Rick: Yeah, there was a humor group back in the 60s called Firesign Theater and one of their phrases was, “We’re all bozos on this bus”.

Enza: That’s right, we’re all a mess and also we are that unconditional love that holds everything.

Rick: Yeah, and I can’t think of a spiritual teacher who doesn’t make mistakes and if they were to insist that they are beyond the possibility of making mistakes, I’d be a little bit suspicious.

Enza: Yes.

Rick: Yeah, I’d be careful.

Enza: We like for our teachers to be perfect and we like ourselves to be perfect, but in reality we all have… yeah, we are a work in progress, like you said.

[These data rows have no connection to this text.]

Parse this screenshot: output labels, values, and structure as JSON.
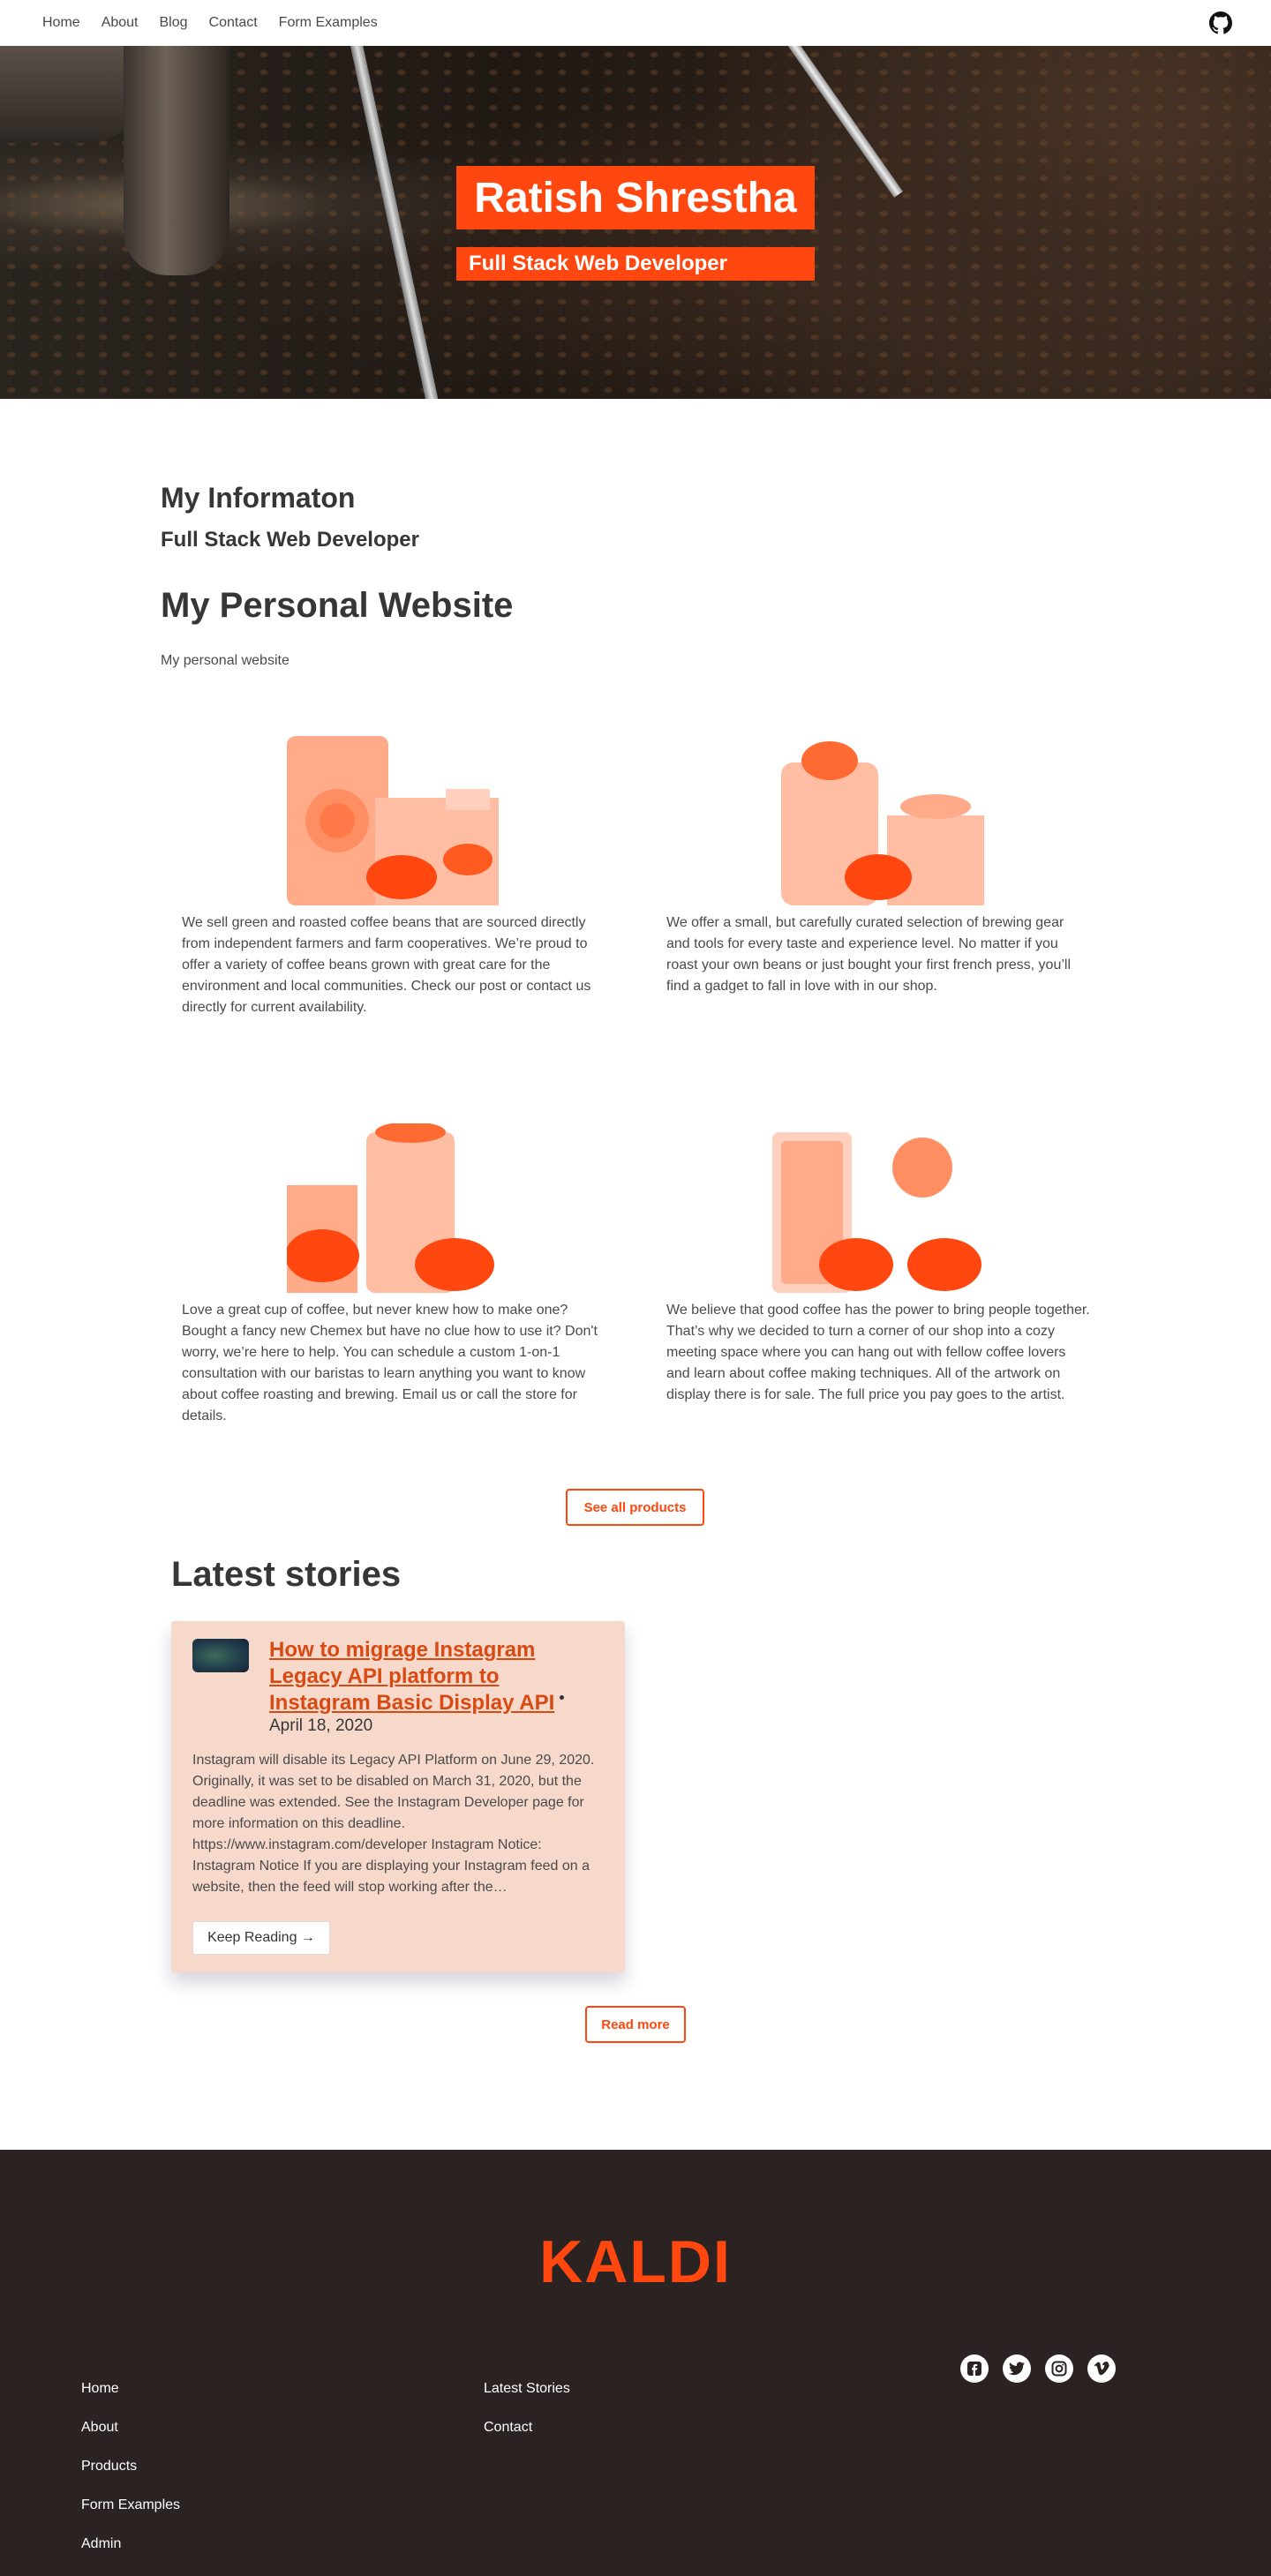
{
  "nav": {
    "links": [
      "Home",
      "About",
      "Blog",
      "Contact",
      "Form Examples"
    ],
    "github_icon": "github-icon"
  },
  "hero": {
    "title": "Ratish Shrestha",
    "subtitle": "Full Stack Web Developer",
    "background_icon": "coffee-roaster-photo"
  },
  "main": {
    "info_heading": "My Informaton",
    "role_heading": "Full Stack Web Developer",
    "site_heading": "My Personal Website",
    "site_text": "My personal website"
  },
  "features": [
    {
      "icon": "coffee-bag-icon",
      "text": "We sell green and roasted coffee beans that are sourced directly from independent farmers and farm cooperatives. We’re proud to offer a variety of coffee beans grown with great care for the environment and local communities. Check our post or contact us directly for current availability."
    },
    {
      "icon": "coffee-gear-icon",
      "text": "We offer a small, but carefully curated selection of brewing gear and tools for every taste and experience level. No matter if you roast your own beans or just bought your first french press, you’ll find a gadget to fall in love with in our shop."
    },
    {
      "icon": "coffee-class-icon",
      "text": "Love a great cup of coffee, but never knew how to make one? Bought a fancy new Chemex but have no clue how to use it? Don't worry, we’re here to help. You can schedule a custom 1-on-1 consultation with our baristas to learn anything you want to know about coffee roasting and brewing. Email us or call the store for details."
    },
    {
      "icon": "coffee-cups-icon",
      "text": "We believe that good coffee has the power to bring people together. That’s why we decided to turn a corner of our shop into a cozy meeting space where you can hang out with fellow coffee lovers and learn about coffee making techniques. All of the artwork on display there is for sale. The full price you pay goes to the artist."
    }
  ],
  "buttons": {
    "see_all_products": "See all products",
    "read_more": "Read more"
  },
  "latest": {
    "heading": "Latest stories",
    "post": {
      "title": "How to migrage Instagram Legacy API platform to Instagram Basic Display API",
      "date": "April 18, 2020",
      "excerpt": "Instagram will disable its Legacy API Platform on June 29, 2020. Originally, it was set to be disabled on March 31, 2020, but the deadline was extended. See the Instagram Developer page for more information on this deadline. https://www.instagram.com/developer Instagram Notice: Instagram Notice If you are displaying your Instagram feed on a website, then the feed will stop working after the…",
      "cta": "Keep Reading →"
    }
  },
  "footer": {
    "logo": "KALDI",
    "col1": [
      "Home",
      "About",
      "Products",
      "Form Examples",
      "Admin"
    ],
    "col2": [
      "Latest Stories",
      "Contact"
    ],
    "social": [
      "facebook-icon",
      "twitter-icon",
      "instagram-icon",
      "vimeo-icon"
    ]
  },
  "colors": {
    "accent": "#ff470f",
    "card_bg": "#f7d9cc",
    "footer_bg": "#2a2321",
    "text": "#4a4a4a"
  }
}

Rick: Yeah, yeah. And I like the… we’re all friends kind of helping each other these days, that’s the culture that seems to be developing, we’re kind of holding hands marching forward together.

Enza: Yes, it’s wonderful.

Rick: Yeah, it’s great. Okay, so I’ll be making a page on batgap.com about you as I always do and people will read a little bit about you and be able to link to your website and anything else that you have, your book will have a link to the Amazon page of your book. And just to make more general concluding remarks. This interview has been one in an ongoing series. Go to batgap.com and there’s a “past interviews” menu and there are about five different ways that the past interviews are categorized, check that out. There’s a place to sign up to be notified by email about once a week – each time a new interview is posted, you can always unsubscribe. There’s an audio podcast, which we’re still having problems with, but I’ll send out an email when that gets fixed. And there’s the donate button, which… obviously this takes a lot of time and it’s still not my full-time occupation. I have a day job a couple of hours a day, so any financial support people feel inclined to offer is appreciated. So thanks for listening or watching and thank you again Enza, it’s really been a delight, I really enjoyed this conversation and we’ll meet again.

Enza: Me too, it was wonderful, yeah, thank you for making us so joyful.

Rick: Yeah, thanks, I hope you can sleep tonight.

Enza: Yeah.

Rick: Now you need to take something to counteract the coffee, I don’t know, have a beer or something.

Enza: A beer? Yeah. Okay, what is it?

Rick: Cardamom, Irene says that cardamom counteracts caffeine, so make yourself some hot milk and stir some cardamom into it and maybe that’ll help you sleep.

Enza: I will try that. I have some cardamom, I like to cook with different spices.

Rick: Good, all righty, so thanks. Talk to you later. Bye.

Enza: Okay. Thank you, bye.